Website and app data records
****************************************

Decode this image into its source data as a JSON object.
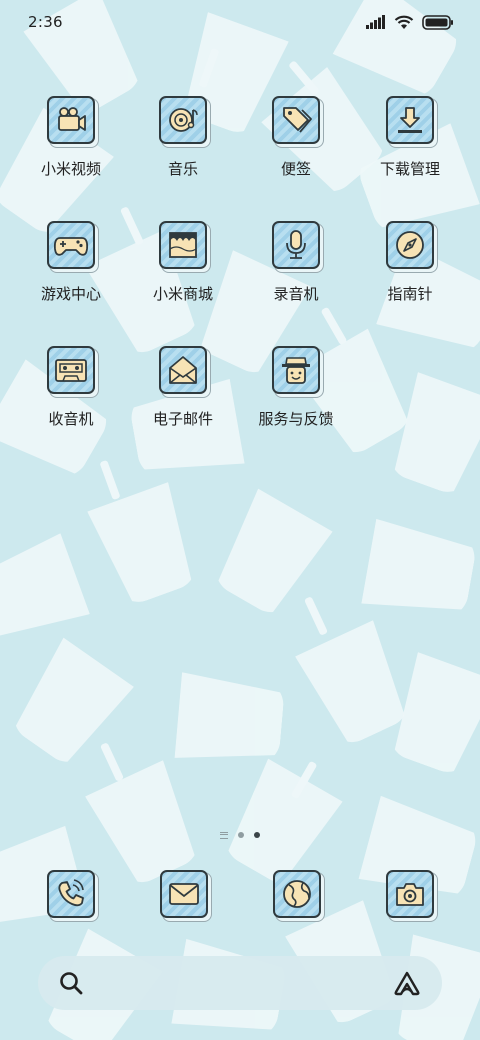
{
  "status_bar": {
    "time": "2:36",
    "icons": [
      "signal-icon",
      "wifi-icon",
      "battery-icon"
    ]
  },
  "apps": [
    {
      "label": "小米视频",
      "icon": "video-camera-icon"
    },
    {
      "label": "音乐",
      "icon": "music-disc-icon"
    },
    {
      "label": "便签",
      "icon": "tag-note-icon"
    },
    {
      "label": "下载管理",
      "icon": "download-icon"
    },
    {
      "label": "游戏中心",
      "icon": "gamepad-icon"
    },
    {
      "label": "小米商城",
      "icon": "store-icon"
    },
    {
      "label": "录音机",
      "icon": "microphone-icon"
    },
    {
      "label": "指南针",
      "icon": "compass-icon"
    },
    {
      "label": "收音机",
      "icon": "radio-cassette-icon"
    },
    {
      "label": "电子邮件",
      "icon": "envelope-open-icon"
    },
    {
      "label": "服务与反馈",
      "icon": "service-person-icon"
    }
  ],
  "page_indicator": {
    "total": 2,
    "active": 2
  },
  "dock": [
    {
      "name": "phone",
      "icon": "phone-icon"
    },
    {
      "name": "messages",
      "icon": "message-envelope-icon"
    },
    {
      "name": "browser",
      "icon": "globe-icon"
    },
    {
      "name": "camera",
      "icon": "camera-icon"
    }
  ],
  "search": {
    "placeholder": "",
    "left_icon": "search-icon",
    "right_icon": "assistant-icon"
  },
  "colors": {
    "background": "#cde9ee",
    "tile_stripe_a": "#9fd0e8",
    "tile_stripe_b": "#b8dff0",
    "icon_fill": "#f7e3b5",
    "outline": "#2f3a3e"
  }
}
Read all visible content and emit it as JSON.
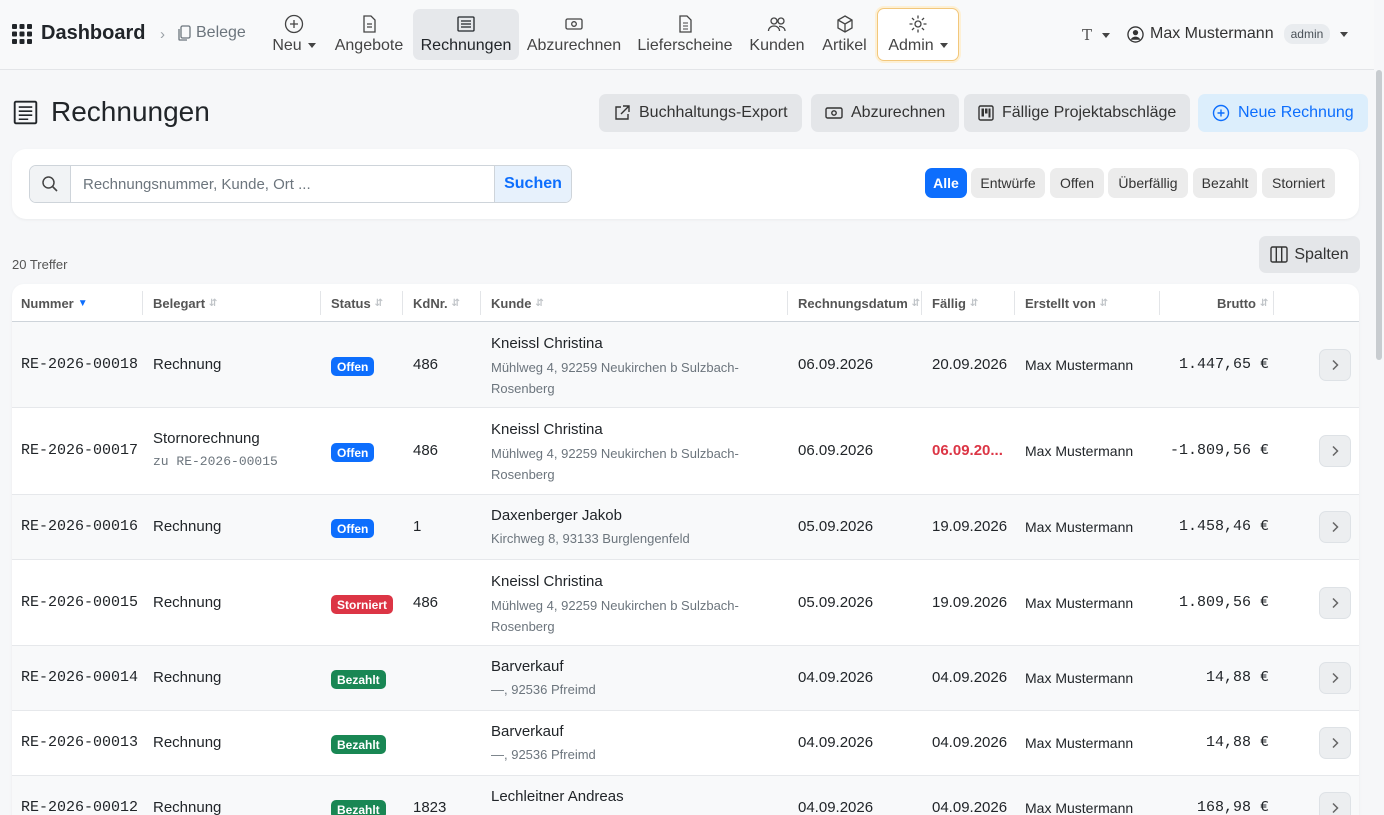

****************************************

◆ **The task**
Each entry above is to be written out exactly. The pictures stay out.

◆ **Exercise answer**
Decode this image into its source data as a JSON object.
{
  "status_bar": {
    "time": "2:36",
    "icons": [
      "signal-icon",
      "wifi-icon",
      "battery-icon"
    ]
  },
  "apps": [
    {
      "label": "小米视频",
      "icon": "video-camera-icon"
    },
    {
      "label": "音乐",
      "icon": "music-disc-icon"
    },
    {
      "label": "便签",
      "icon": "tag-note-icon"
    },
    {
      "label": "下载管理",
      "icon": "download-icon"
    },
    {
      "label": "游戏中心",
      "icon": "gamepad-icon"
    },
    {
      "label": "小米商城",
      "icon": "store-icon"
    },
    {
      "label": "录音机",
      "icon": "microphone-icon"
    },
    {
      "label": "指南针",
      "icon": "compass-icon"
    },
    {
      "label": "收音机",
      "icon": "radio-cassette-icon"
    },
    {
      "label": "电子邮件",
      "icon": "envelope-open-icon"
    },
    {
      "label": "服务与反馈",
      "icon": "service-person-icon"
    }
  ],
  "page_indicator": {
    "total": 2,
    "active": 2
  },
  "dock": [
    {
      "name": "phone",
      "icon": "phone-icon"
    },
    {
      "name": "messages",
      "icon": "message-envelope-icon"
    },
    {
      "name": "browser",
      "icon": "globe-icon"
    },
    {
      "name": "camera",
      "icon": "camera-icon"
    }
  ],
  "search": {
    "placeholder": "",
    "left_icon": "search-icon",
    "right_icon": "assistant-icon"
  },
  "colors": {
    "background": "#cde9ee",
    "tile_stripe_a": "#9fd0e8",
    "tile_stripe_b": "#b8dff0",
    "icon_fill": "#f7e3b5",
    "outline": "#2f3a3e"
  }
}
Read all visible content and emit it as JSON.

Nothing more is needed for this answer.